  • The chemistry of death – Adipocere degradation in modern graveyards
    Forensic science international, 2015
    Co-Authors: Sabine Fiedler, A. E. Berns, Lorenz Schwark, A. T. Woelk, Matthias Graw
    Abstract:

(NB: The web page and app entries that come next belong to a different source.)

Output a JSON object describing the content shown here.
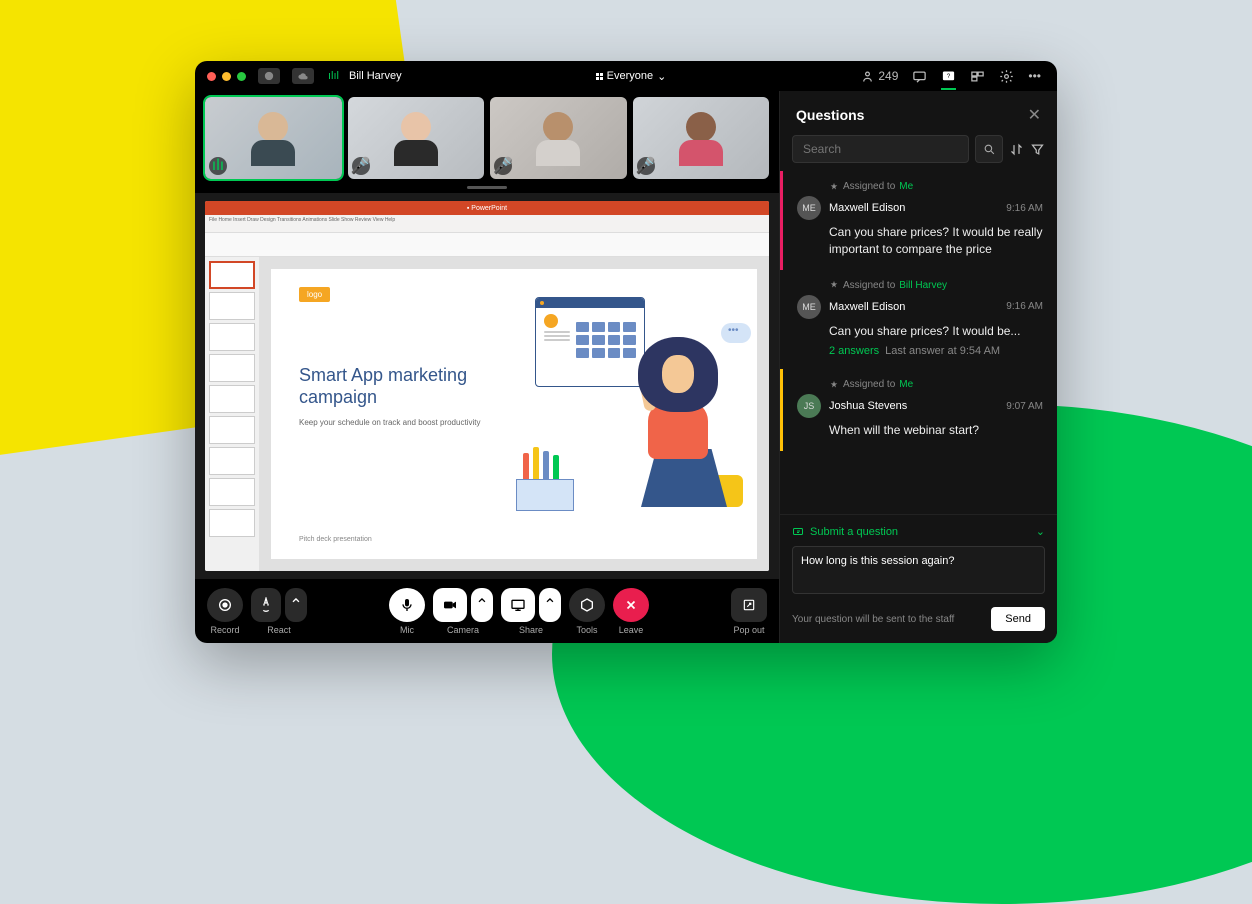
{
  "host_name": "Bill Harvey",
  "view_mode": "Everyone",
  "participant_count": "249",
  "ppt": {
    "logo": "logo",
    "title": "Smart App marketing campaign",
    "subtitle": "Keep your schedule on track and boost productivity",
    "footer": "Pitch deck presentation"
  },
  "toolbar": {
    "record": "Record",
    "react": "React",
    "mic": "Mic",
    "camera": "Camera",
    "share": "Share",
    "tools": "Tools",
    "leave": "Leave",
    "popout": "Pop out"
  },
  "panel": {
    "title": "Questions",
    "search_placeholder": "Search",
    "submit_label": "Submit a question",
    "note": "Your question will be sent to the staff",
    "send": "Send",
    "draft": "How long is this session again?"
  },
  "questions": [
    {
      "assigned_label": "Assigned to",
      "assigned_to": "Me",
      "avatar": "ME",
      "name": "Maxwell Edison",
      "time": "9:16 AM",
      "text": "Can you share prices? It would be really important to compare the price"
    },
    {
      "assigned_label": "Assigned to",
      "assigned_to": "Bill Harvey",
      "avatar": "ME",
      "name": "Maxwell Edison",
      "time": "9:16 AM",
      "text": "Can you share prices? It would be...",
      "answers": "2 answers",
      "last_answer": "Last answer at 9:54 AM"
    },
    {
      "assigned_label": "Assigned to",
      "assigned_to": "Me",
      "avatar": "JS",
      "avatar_color": "#4b7a55",
      "name": "Joshua Stevens",
      "time": "9:07 AM",
      "text": "When will the webinar start?"
    }
  ]
}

    The formation of Adipocere slows further decomposition and preserves corpses for decades or even centuries. This resistance to degradation is a serious problem, especially with regard to the reuse of graves after regular resting times. We present results from an exhumation series in modern graveyards where coffins from water-saturated earth graves contained Adipocere embedded in black humic material after resting times of about 30 years. Based on the assumption that this humic material resulted from in situ degradation of Adipocere, its presence contradicts the commonly held opinion that Adipocere decomposition only occurs under aerobic conditions. To test our hypothesis, we collected black humic material, Adipocere as well as soil samples above and below coffins from representative graves (n = 7). A comprehensive chemical analysis of the samples substantiated our in situ degradation theory. Element compositions and fatty acid mass spectra confirmed that the humic black material originated from the corpses. A van Krevelen diagram classified the excavated Adipocere material as lipid, whereas the black humic material was closer to the carbohydrate region. Mass fragmentograms of the humic material revealed the presence of large amounts of saturated vs. unsaturated nC(16) and nC(18) fatty acids, which is typical for Adipocere. In addition, the soil samples exhibited a lipid signature deriving primarily from plant waxes and root components (C-20-C-32). Solid-state C-13 NMR spectra of Adipocere displayed well-resolved signals of saturated aliphatic chains and a signal that corresponded to carboxylic acid groups. The NMR spectra of the black humic material revealed signals characteristic of long aliphatic chains. The intensities varied in relation to the state of degradation of the sample, as did the signals of oxidized aliphatic chains, acetals and ketals, aromatic structures, esters and amids. The analyses confirmed that the black humic material was indeed derived from Adipocere, so the assumption is that the components detected must have developed from aliphatic fatty acids via a number of oxidation and condensation processes. We therefore propose the existence of chemical pathway(s) for the degradation of Adipocere under poikiloaerobic conditions. Possible (biogeo) chemical reaction chains include (1) the autoxidation of fatty acids enhanced by haemoglobin, methaemoglobin and haemin, (2) the use of alternative electron acceptors, which leads to the formation of H2S that then reacts abiotically with iron (from haemoglobin), rendering iron sulphide, and (3) the Maillard reaction. These findings are another step forward in understanding the chemistry of buried corpses. (C) 2015 Elsevier Ireland Ltd. All rights reserved.